-- WHAT YOU NEED TO DO --
Set down the entries below once more, precisely as they stand.

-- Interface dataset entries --
= = = =
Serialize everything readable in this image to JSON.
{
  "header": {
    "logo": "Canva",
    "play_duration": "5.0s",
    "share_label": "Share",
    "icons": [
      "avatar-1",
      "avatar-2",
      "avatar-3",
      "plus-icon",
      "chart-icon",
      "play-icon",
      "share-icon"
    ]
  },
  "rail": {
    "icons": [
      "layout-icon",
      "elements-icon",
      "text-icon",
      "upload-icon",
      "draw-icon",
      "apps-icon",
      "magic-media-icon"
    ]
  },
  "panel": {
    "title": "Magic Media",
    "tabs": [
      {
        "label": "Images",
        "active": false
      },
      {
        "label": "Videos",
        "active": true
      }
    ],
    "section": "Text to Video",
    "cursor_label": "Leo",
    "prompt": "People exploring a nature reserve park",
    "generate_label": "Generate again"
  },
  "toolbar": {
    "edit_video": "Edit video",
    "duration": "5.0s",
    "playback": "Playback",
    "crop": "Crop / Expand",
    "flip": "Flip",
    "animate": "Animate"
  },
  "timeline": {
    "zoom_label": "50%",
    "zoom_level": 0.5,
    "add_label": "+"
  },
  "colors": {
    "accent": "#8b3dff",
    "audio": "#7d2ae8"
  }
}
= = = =
-- YOUR RESPONSE --
Serialize everything readable in this image to JSON.
{
  "header": {
    "logo": "Canva",
    "play_duration": "5.0s",
    "share_label": "Share",
    "icons": [
      "avatar-1",
      "avatar-2",
      "avatar-3",
      "plus-icon",
      "chart-icon",
      "play-icon",
      "share-icon"
    ]
  },
  "rail": {
    "icons": [
      "layout-icon",
      "elements-icon",
      "text-icon",
      "upload-icon",
      "draw-icon",
      "apps-icon",
      "magic-media-icon"
    ]
  },
  "panel": {
    "title": "Magic Media",
    "tabs": [
      {
        "label": "Images",
        "active": false
      },
      {
        "label": "Videos",
        "active": true
      }
    ],
    "section": "Text to Video",
    "cursor_label": "Leo",
    "prompt": "People exploring a nature reserve park",
    "generate_label": "Generate again"
  },
  "toolbar": {
    "edit_video": "Edit video",
    "duration": "5.0s",
    "playback": "Playback",
    "crop": "Crop / Expand",
    "flip": "Flip",
    "animate": "Animate"
  },
  "timeline": {
    "zoom_label": "50%",
    "zoom_level": 0.5,
    "add_label": "+"
  },
  "colors": {
    "accent": "#8b3dff",
    "audio": "#7d2ae8"
  }
}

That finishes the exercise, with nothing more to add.